Lancaster EPrints

Workload Control: Successful Implementation Taking a Contingency-based View of Production Planning & Control

Hendry, L and Huang, Yuan and Stevenson, M (2010) Workload Control: Successful Implementation Taking a Contingency-based View of Production Planning & Control. Working Paper. The Department of Management Science, Lancaster University.

Full text not available from this repository.

Abstract

Purpose: To present a successful implementation of a comprehensive Workload Control (WLC) concept; and to describe the associated implementation process. Design/methodology/approach: Longitudinal action research using a contingency-based approach to ensure alignment between: the case company and the characteristics of the WLC approach; and the resulting expected improvements in performance. A set of 17 issues and responses from the literature is used as a checklist for implementing WLC. Findings: Performance improvements include reduced lead times; significant improvement in lateness and tardiness; reduced costs; improved internal and external co-ordination; and higher quality. The relevance of 15 of the 17 implementation issues from the literature is confirmed along with the same response for 10 issues and an improved response for 5 issues. In addition, 3 new issues are identified and addressed. Research limitations/implications: Dependability was a more important competitive priority in this company than speed; and therefore the ability of WLC to reduce lead times was not fully assessed. Practical implications: The importance of a contingency-based approach to production planning and control is confirmed. Comprehensive WLC approaches are closely aligned with the high-variety/low-volume context of Make-to-Order (MTO) companies. Originality/value: This is the first paper that shows performance improvements resulting from WLC alongside a detailed discussion of the implementation process. Few examples of successful implementations have been published previously, and these tend to treat the implementation process as a ‘black box’. Where more detail on the implementation process has been given in previous studies, evidence of effectiveness in practice was not provided.

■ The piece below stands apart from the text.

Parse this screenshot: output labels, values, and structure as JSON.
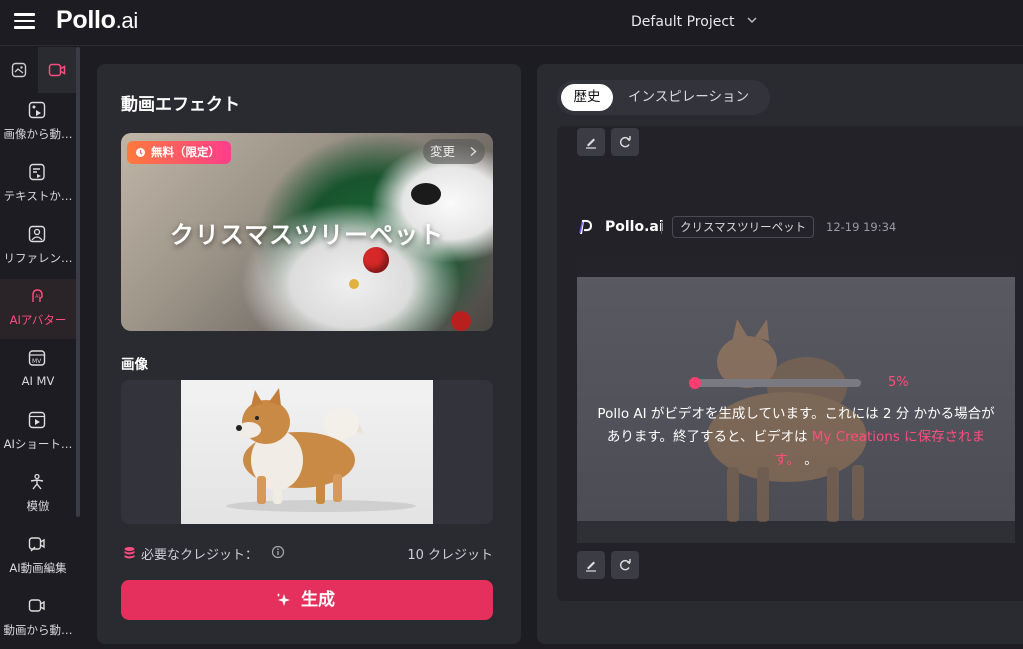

Item Type: Monograph (Working Paper)
Uncontrolled Keywords: Workload control ; Implementation process ; Make-to-order ; Productionplanning & control ; Action research.
Subjects: H Social Sciences > HF Commerce
Departments: Lancaster University Management School > Management Science
ID Code: 49030
Deposited By: ep_importer_pure
Deposited On: 11 Jul 2011 22:30
Refereed?: No
Published?: Published
Last Modified: 27 Jul 2012 01:20
Identification Number:
URI: http://eprints.lancs.ac.uk/id/eprint/49030

Actions (login required)

View Item